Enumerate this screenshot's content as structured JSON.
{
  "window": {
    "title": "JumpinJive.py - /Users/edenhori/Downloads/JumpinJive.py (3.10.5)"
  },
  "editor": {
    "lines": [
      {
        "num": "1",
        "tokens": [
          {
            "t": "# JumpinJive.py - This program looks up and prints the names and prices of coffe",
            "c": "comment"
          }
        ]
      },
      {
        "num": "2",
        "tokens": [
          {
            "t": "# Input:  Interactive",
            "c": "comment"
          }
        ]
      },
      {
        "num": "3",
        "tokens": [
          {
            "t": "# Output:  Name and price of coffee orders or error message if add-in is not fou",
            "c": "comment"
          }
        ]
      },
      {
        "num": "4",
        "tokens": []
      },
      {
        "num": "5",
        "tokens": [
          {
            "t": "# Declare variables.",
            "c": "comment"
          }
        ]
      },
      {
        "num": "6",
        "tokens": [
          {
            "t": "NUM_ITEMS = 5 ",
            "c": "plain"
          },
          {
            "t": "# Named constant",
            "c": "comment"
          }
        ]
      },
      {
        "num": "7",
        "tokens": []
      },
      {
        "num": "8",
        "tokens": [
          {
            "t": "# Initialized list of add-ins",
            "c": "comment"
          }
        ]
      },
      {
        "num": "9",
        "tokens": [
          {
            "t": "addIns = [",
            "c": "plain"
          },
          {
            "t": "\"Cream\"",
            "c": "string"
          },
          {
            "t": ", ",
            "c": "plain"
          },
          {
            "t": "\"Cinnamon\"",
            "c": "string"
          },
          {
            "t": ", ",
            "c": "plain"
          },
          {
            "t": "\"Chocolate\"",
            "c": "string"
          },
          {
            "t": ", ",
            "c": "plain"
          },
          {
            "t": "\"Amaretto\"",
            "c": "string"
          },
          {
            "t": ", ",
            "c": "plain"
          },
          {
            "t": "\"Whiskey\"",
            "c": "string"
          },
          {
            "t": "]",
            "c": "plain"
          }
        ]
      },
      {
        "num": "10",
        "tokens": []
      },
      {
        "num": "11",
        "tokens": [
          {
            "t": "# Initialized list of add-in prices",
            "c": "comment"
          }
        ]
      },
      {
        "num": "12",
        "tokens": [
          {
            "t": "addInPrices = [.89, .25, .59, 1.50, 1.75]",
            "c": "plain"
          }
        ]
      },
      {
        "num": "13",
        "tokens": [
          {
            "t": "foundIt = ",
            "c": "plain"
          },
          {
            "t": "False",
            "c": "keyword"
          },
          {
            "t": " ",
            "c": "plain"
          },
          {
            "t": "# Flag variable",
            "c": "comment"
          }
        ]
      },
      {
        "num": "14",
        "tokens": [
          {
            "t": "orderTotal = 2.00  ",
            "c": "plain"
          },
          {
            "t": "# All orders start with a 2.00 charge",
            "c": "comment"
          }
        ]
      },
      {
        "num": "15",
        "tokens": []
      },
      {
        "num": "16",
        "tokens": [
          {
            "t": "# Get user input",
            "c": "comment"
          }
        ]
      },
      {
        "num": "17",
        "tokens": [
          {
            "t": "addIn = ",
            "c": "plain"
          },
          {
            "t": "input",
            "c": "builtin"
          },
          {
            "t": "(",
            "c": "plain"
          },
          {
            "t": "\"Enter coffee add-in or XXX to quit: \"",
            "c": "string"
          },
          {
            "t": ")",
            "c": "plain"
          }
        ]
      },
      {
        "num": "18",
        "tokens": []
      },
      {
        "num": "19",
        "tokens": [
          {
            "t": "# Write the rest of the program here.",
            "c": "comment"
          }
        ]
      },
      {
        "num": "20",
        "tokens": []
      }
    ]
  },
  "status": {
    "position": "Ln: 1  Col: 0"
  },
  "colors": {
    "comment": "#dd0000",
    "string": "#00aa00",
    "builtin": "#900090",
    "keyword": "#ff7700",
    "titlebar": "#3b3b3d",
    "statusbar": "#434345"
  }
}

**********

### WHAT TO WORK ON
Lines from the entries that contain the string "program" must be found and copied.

### TASK SOLUTION
            "t": "# JumpinJive.py - This program looks up and prints the names and prices of coffe",
            "t": "# Write the rest of the program here.",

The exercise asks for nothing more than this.